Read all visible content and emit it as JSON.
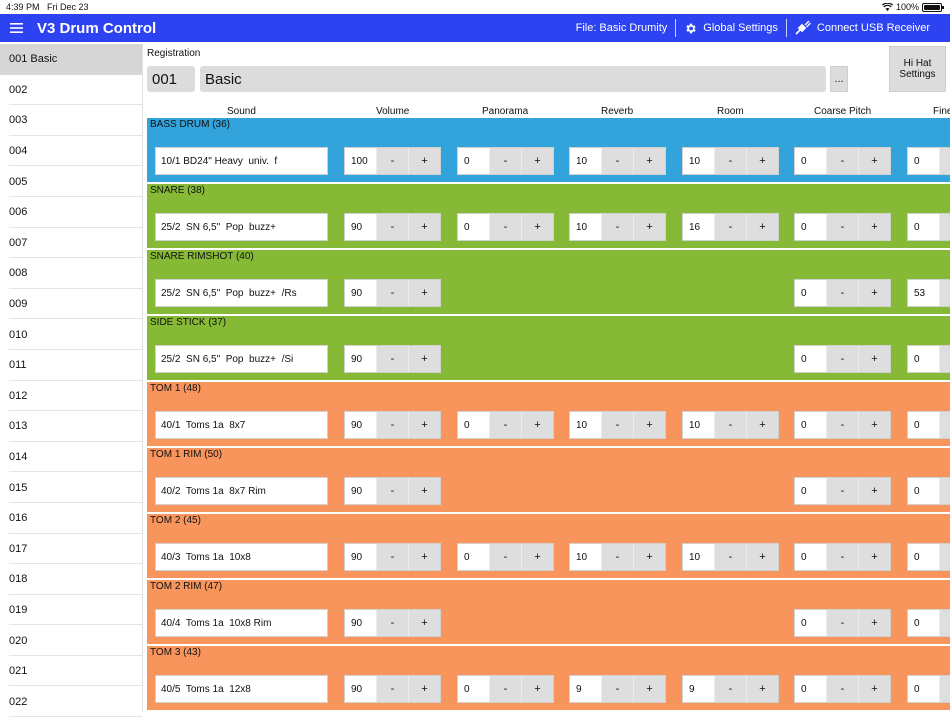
{
  "status_bar": {
    "time": "4:39 PM",
    "date": "Fri Dec 23",
    "battery": "100%",
    "battery_level": 1.0
  },
  "app": {
    "title": "V3 Drum Control"
  },
  "toolbar": {
    "file_label": "File: Basic Drumity",
    "global_settings_label": "Global Settings",
    "connect_label": "Connect USB Receiver"
  },
  "sidebar": {
    "items": [
      "001 Basic",
      "002",
      "003",
      "004",
      "005",
      "006",
      "007",
      "008",
      "009",
      "010",
      "011",
      "012",
      "013",
      "014",
      "015",
      "016",
      "017",
      "018",
      "019",
      "020",
      "021",
      "022"
    ],
    "selected_index": 0
  },
  "registration": {
    "label": "Registration",
    "number": "001",
    "name": "Basic",
    "more_label": "...",
    "hihat_label_1": "Hi Hat",
    "hihat_label_2": "Settings"
  },
  "columns": [
    "Sound",
    "Volume",
    "Panorama",
    "Reverb",
    "Room",
    "Coarse Pitch",
    "Fine"
  ],
  "buttons": {
    "minus": "-",
    "plus": "+"
  },
  "colors": {
    "appbar": "#2d43f2",
    "bass": "#33a3db",
    "snare": "#86b936",
    "tom": "#f7955d"
  },
  "instruments": [
    {
      "title": "BASS DRUM (36)",
      "color": "blue",
      "sound": "10/1 BD24\" Heavy  univ.  f",
      "volume": "100",
      "panorama": "0",
      "reverb": "10",
      "room": "10",
      "coarse_pitch": "0",
      "fine": "0"
    },
    {
      "title": "SNARE (38)",
      "color": "green",
      "sound": "25/2  SN 6,5\"  Pop  buzz+",
      "volume": "90",
      "panorama": "0",
      "reverb": "10",
      "room": "16",
      "coarse_pitch": "0",
      "fine": "0"
    },
    {
      "title": "SNARE RIMSHOT (40)",
      "color": "green",
      "sound": "25/2  SN 6,5\"  Pop  buzz+  /Rs",
      "volume": "90",
      "panorama": null,
      "reverb": null,
      "room": null,
      "coarse_pitch": "0",
      "fine": "53"
    },
    {
      "title": "SIDE STICK (37)",
      "color": "green",
      "sound": "25/2  SN 6,5\"  Pop  buzz+  /Si",
      "volume": "90",
      "panorama": null,
      "reverb": null,
      "room": null,
      "coarse_pitch": "0",
      "fine": "0"
    },
    {
      "title": "TOM 1 (48)",
      "color": "orange",
      "sound": "40/1  Toms 1a  8x7",
      "volume": "90",
      "panorama": "0",
      "reverb": "10",
      "room": "10",
      "coarse_pitch": "0",
      "fine": "0"
    },
    {
      "title": "TOM 1 RIM (50)",
      "color": "orange",
      "sound": "40/2  Toms 1a  8x7 Rim",
      "volume": "90",
      "panorama": null,
      "reverb": null,
      "room": null,
      "coarse_pitch": "0",
      "fine": "0"
    },
    {
      "title": "TOM 2 (45)",
      "color": "orange",
      "sound": "40/3  Toms 1a  10x8",
      "volume": "90",
      "panorama": "0",
      "reverb": "10",
      "room": "10",
      "coarse_pitch": "0",
      "fine": "0"
    },
    {
      "title": "TOM 2 RIM (47)",
      "color": "orange",
      "sound": "40/4  Toms 1a  10x8 Rim",
      "volume": "90",
      "panorama": null,
      "reverb": null,
      "room": null,
      "coarse_pitch": "0",
      "fine": "0"
    },
    {
      "title": "TOM 3 (43)",
      "color": "orange",
      "sound": "40/5  Toms 1a  12x8",
      "volume": "90",
      "panorama": "0",
      "reverb": "9",
      "room": "9",
      "coarse_pitch": "0",
      "fine": "0"
    }
  ]
}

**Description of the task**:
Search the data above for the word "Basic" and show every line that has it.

**Task result**:
    "file_label": "File: Basic Drumity",
      "001 Basic",
    "name": "Basic",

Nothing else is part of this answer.